**Records shown**
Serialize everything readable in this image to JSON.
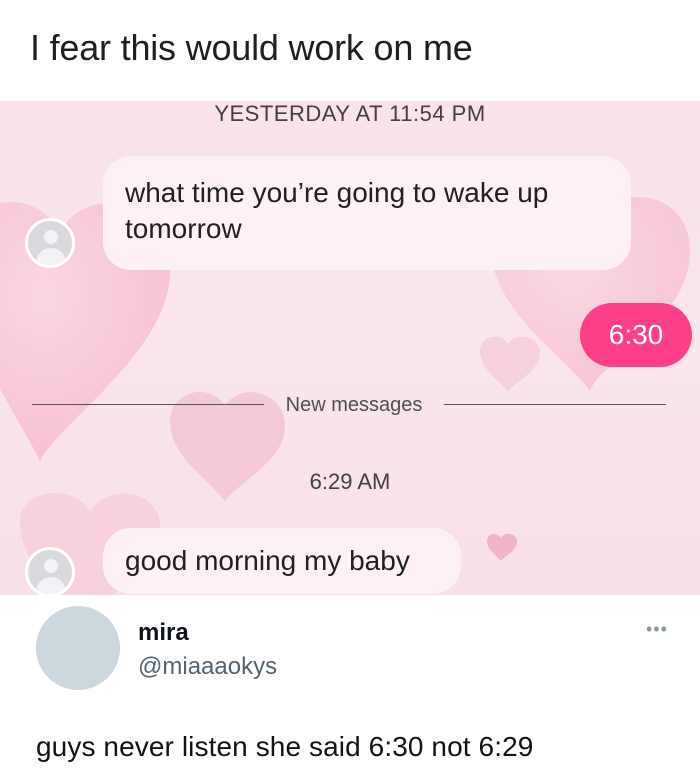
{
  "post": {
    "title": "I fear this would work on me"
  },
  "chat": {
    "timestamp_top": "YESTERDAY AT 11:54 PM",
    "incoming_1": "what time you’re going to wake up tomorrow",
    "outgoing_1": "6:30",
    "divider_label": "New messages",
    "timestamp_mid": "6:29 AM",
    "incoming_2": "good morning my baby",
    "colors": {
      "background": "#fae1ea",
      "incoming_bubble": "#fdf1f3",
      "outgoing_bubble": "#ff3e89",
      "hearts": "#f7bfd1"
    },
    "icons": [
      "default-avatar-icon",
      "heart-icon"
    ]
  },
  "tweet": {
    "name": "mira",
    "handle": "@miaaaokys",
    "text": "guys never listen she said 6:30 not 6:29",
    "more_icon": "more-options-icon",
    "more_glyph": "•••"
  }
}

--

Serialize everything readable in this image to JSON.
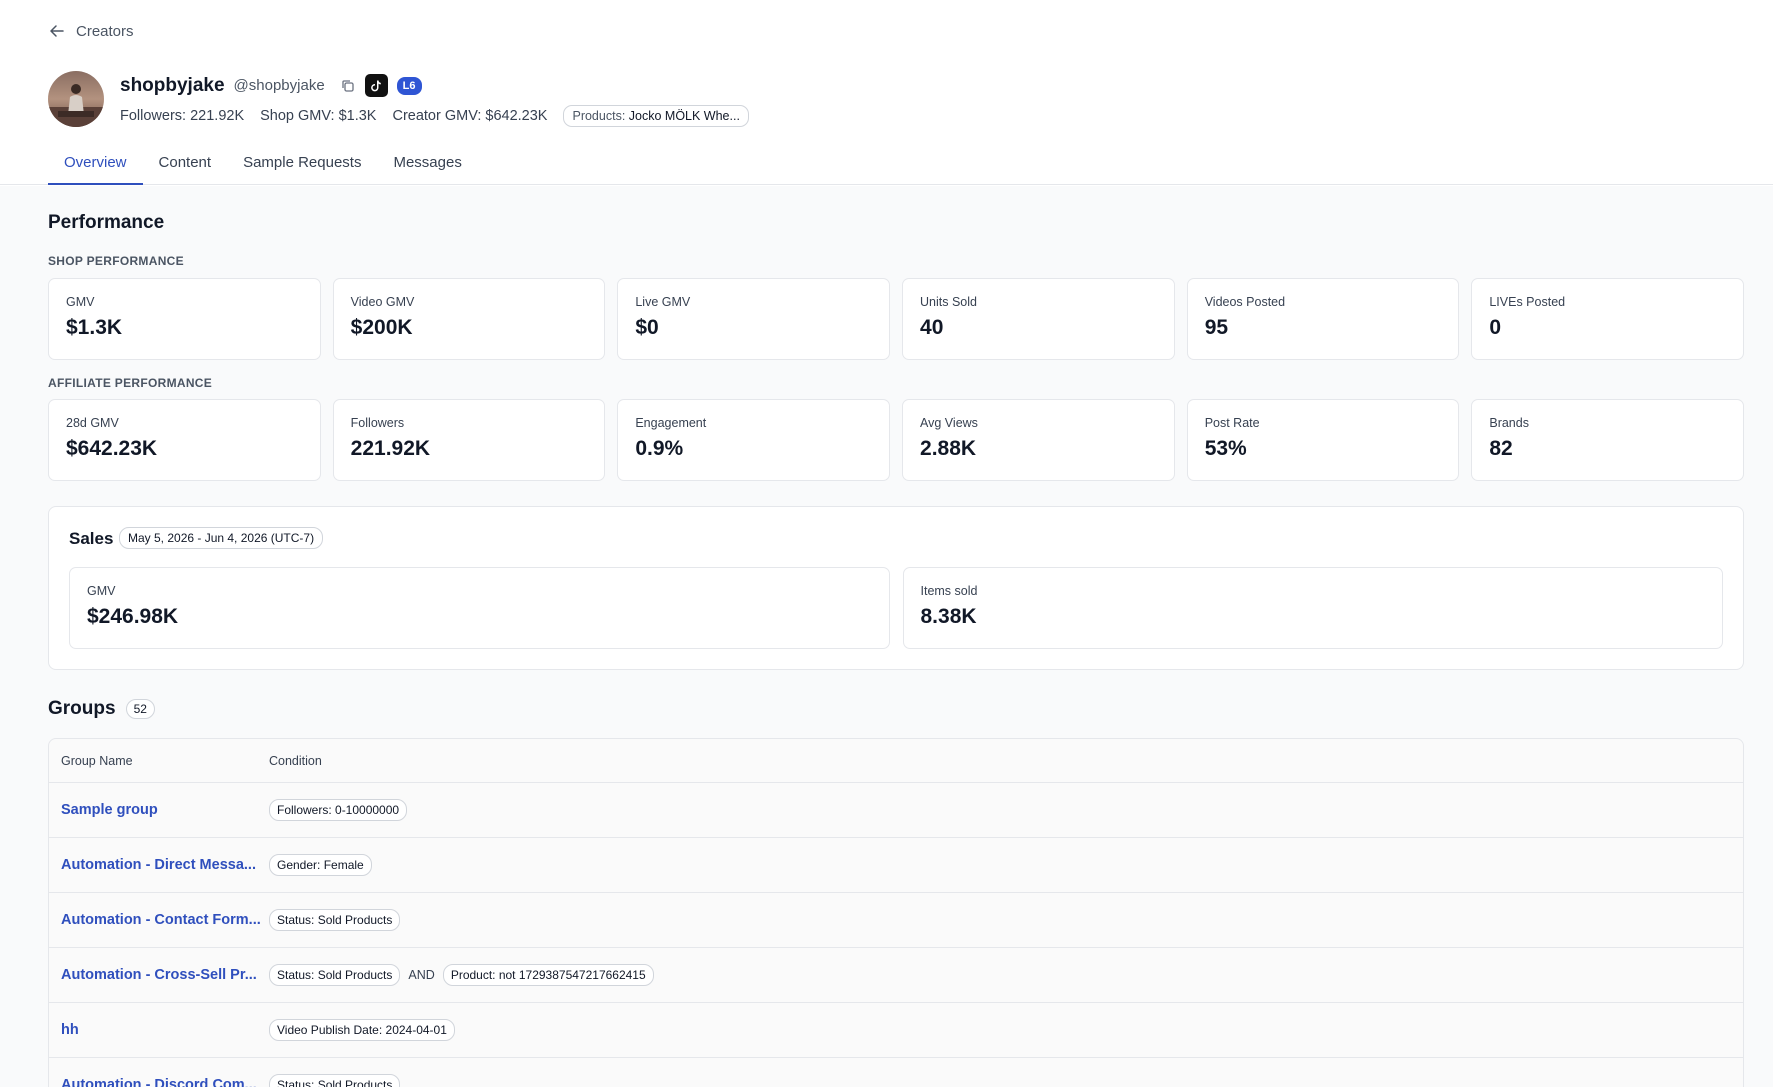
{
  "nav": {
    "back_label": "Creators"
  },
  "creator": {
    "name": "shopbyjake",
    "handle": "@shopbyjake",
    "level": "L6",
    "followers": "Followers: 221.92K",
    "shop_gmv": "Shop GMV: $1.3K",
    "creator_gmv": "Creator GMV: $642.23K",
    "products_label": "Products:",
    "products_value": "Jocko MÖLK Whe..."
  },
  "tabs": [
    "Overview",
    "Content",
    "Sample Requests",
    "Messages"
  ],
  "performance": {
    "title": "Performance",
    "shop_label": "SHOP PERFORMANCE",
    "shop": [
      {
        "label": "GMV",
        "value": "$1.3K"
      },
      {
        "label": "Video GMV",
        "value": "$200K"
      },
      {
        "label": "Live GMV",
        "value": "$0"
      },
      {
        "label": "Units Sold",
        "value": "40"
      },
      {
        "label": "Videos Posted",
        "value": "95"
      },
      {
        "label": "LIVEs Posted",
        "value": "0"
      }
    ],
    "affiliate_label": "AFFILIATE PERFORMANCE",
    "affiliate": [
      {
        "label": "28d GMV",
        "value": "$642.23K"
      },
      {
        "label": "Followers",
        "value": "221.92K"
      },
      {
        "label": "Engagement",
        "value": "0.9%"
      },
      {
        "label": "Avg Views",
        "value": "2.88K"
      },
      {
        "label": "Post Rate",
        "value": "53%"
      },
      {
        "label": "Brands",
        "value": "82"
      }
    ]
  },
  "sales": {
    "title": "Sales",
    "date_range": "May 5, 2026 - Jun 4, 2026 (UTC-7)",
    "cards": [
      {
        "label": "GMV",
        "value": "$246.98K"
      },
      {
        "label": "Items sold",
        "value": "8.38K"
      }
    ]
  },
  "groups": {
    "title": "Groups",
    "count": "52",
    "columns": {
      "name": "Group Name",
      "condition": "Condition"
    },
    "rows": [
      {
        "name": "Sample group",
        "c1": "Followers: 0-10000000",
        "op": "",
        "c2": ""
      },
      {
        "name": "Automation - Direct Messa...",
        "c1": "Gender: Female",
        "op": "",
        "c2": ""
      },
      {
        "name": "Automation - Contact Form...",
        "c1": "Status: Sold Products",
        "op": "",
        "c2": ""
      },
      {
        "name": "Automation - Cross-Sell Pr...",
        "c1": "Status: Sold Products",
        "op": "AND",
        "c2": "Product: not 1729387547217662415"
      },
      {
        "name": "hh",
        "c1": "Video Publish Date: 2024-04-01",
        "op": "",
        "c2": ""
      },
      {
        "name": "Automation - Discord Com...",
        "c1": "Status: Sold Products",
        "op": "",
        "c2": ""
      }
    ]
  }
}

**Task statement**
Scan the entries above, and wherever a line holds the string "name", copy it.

**Solution**
    "name": "mira",
    "name": "shopbyjake",
      "name": "Group Name",
        "name": "Sample group",
        "name": "Automation - Direct Messa...",
        "name": "Automation - Contact Form...",
        "name": "Automation - Cross-Sell Pr...",
        "name": "hh",
        "name": "Automation - Discord Com...",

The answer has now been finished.